Working with repetition and chance in ways that resemble musical techniques (Soup , a major work written between World War II and the '60s, is a masterpiece of symphonic variations and interplay). Ponge has created a body of work that should ensure his being recognized as one of the major poets of the 20th century. Unfortunately, he is neither obviously ironic, anxiety-ridden, nor self-promotional. In fact, his approach to his subject-matter is passionately objective, and his technique is obsessively pure. Thus his work, though often truly profound and illuminating, maintains tension that is undramatic and undisturbed and a tone that is emotionally even and secure. The reader looking for the obvious boot in the heart or brain might be dissapointed. The thrill in reading Ponge is in discovering the wealth of revelations, and extensions of them, to be found in the careful and accurate descriptions of "things" (the title of another collection of Ponge's poetry) and the possible variations that can be made on those descriptions while still being accurate.
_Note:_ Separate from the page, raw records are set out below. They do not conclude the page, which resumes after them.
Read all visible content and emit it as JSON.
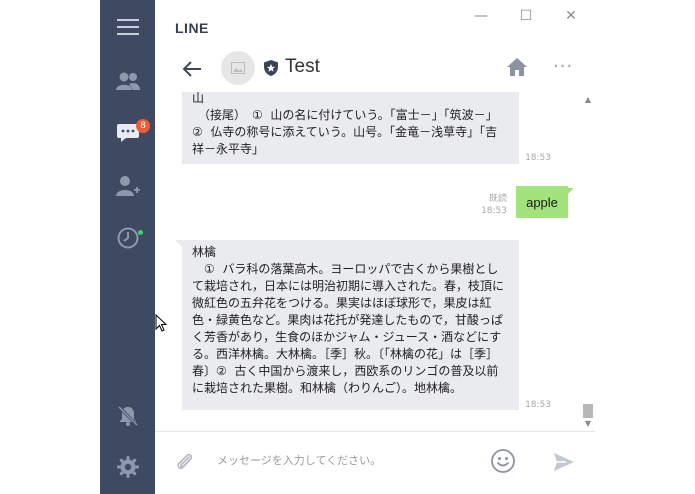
{
  "app": {
    "name": "LINE"
  },
  "window_controls": {
    "minimize": "—",
    "maximize": "☐",
    "close": "✕"
  },
  "rail": {
    "items": [
      {
        "icon": "hamburger-menu-icon"
      },
      {
        "icon": "friends-icon"
      },
      {
        "icon": "chats-icon",
        "badge": "8"
      },
      {
        "icon": "add-friend-icon"
      },
      {
        "icon": "timeline-icon"
      },
      {
        "icon": "notifications-off-icon"
      },
      {
        "icon": "settings-icon"
      }
    ]
  },
  "chat": {
    "title": "Test",
    "more_label": "···"
  },
  "messages": [
    {
      "direction": "in",
      "text": "山\n　（接尾）　①  山の名に付けていう。「富士－」「筑波－」\n②  仏寺の称号に添えていう。山号。「金竜－浅草寺」「吉祥－永平寺」",
      "time": "18:53"
    },
    {
      "direction": "out",
      "text": "apple",
      "read": "既読",
      "time": "18:53"
    },
    {
      "direction": "in",
      "text": "林檎\n　①  バラ科の落葉高木。ヨーロッパで古くから果樹として栽培され，日本には明治初期に導入された。春，枝頂に微紅色の五弁花をつける。果実はほぼ球形で，果皮は紅色・緑黄色など。果肉は花托が発達したもので，甘酸っぱく芳香があり，生食のほかジャム・ジュース・酒などにする。西洋林檎。大林檎。［季］秋。〔「林檎の花」は［季］春〕②  古く中国から渡来し，西欧系のリンゴの普及以前に栽培された果樹。和林檎（わりんご）。地林檎。",
      "time": "18:53"
    }
  ],
  "composer": {
    "placeholder": "メッセージを入力してください。",
    "value": ""
  },
  "colors": {
    "rail_bg": "#3f4a62",
    "incoming_bubble": "#e9ebef",
    "outgoing_bubble": "#a3e37c",
    "badge": "#f25b3a"
  }
}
Unfortunately The Sun Placed in the Abyss contains some of the first work of Ponge's I have seen that is not up to par.But considering that these are translations, the fault may not be the poet's. Nonetheless, the title piece is vintage Ponge and there is an interview with him that is rare and full of insights into the man and his approach to his work. (Sun. 456 Riverside Drive, New York, NY 10027, $3.50)